**** Entries supplied
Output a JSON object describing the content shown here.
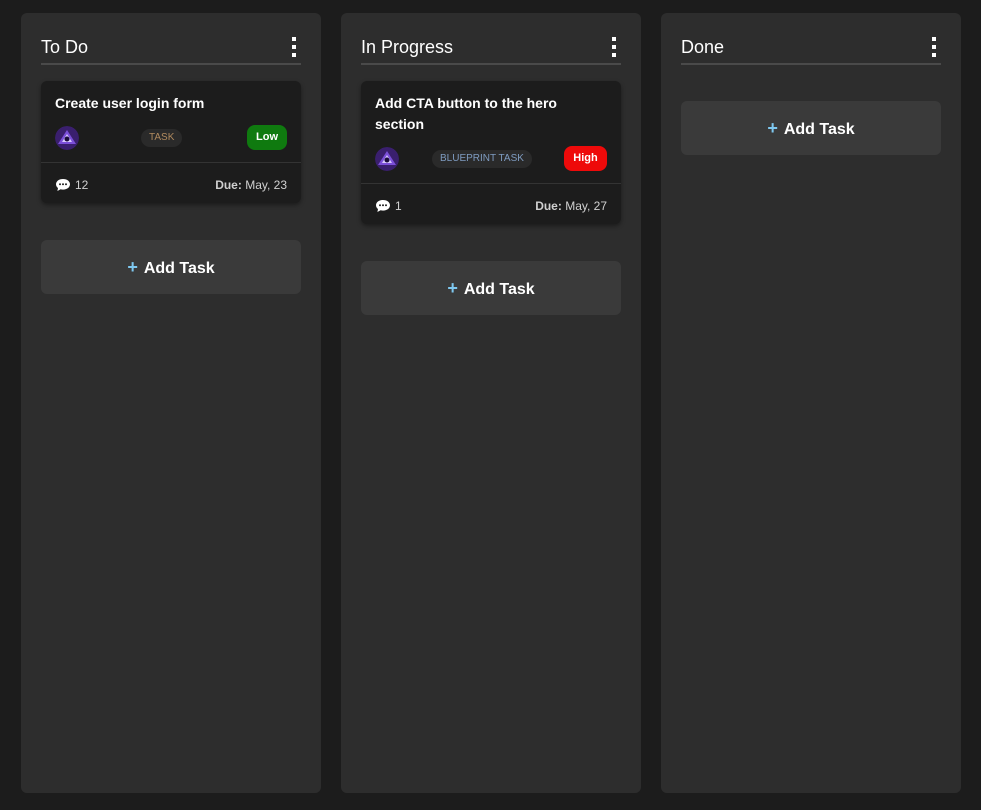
{
  "columns": [
    {
      "title": "To Do",
      "add_label": "Add Task",
      "cards": [
        {
          "title": "Create user login form",
          "type_badge": "TASK",
          "priority": "Low",
          "comments": "12",
          "due_label": "Due:",
          "due_date": "May, 23"
        }
      ]
    },
    {
      "title": "In Progress",
      "add_label": "Add Task",
      "cards": [
        {
          "title": "Add CTA button to the hero section",
          "type_badge": "BLUEPRINT TASK",
          "priority": "High",
          "comments": "1",
          "due_label": "Due:",
          "due_date": "May, 27"
        }
      ]
    },
    {
      "title": "Done",
      "add_label": "Add Task",
      "cards": []
    }
  ],
  "colors": {
    "background": "#1c1c1c",
    "column": "#2d2d2d",
    "card": "#1c1c1c",
    "add_button": "#3a3a3a",
    "plus_accent": "#7ec8f0",
    "priority_low": "#0f7a0f",
    "priority_high": "#ee0a0a",
    "task_badge_text": "#b08a5e",
    "blueprint_badge_text": "#7e9bc0"
  },
  "icons": {
    "column_menu": "vertical-ellipsis-icon",
    "comments": "comment-bubble-icon",
    "add": "plus-icon"
  }
}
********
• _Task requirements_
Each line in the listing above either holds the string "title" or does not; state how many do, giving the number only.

• _Response to the task_
5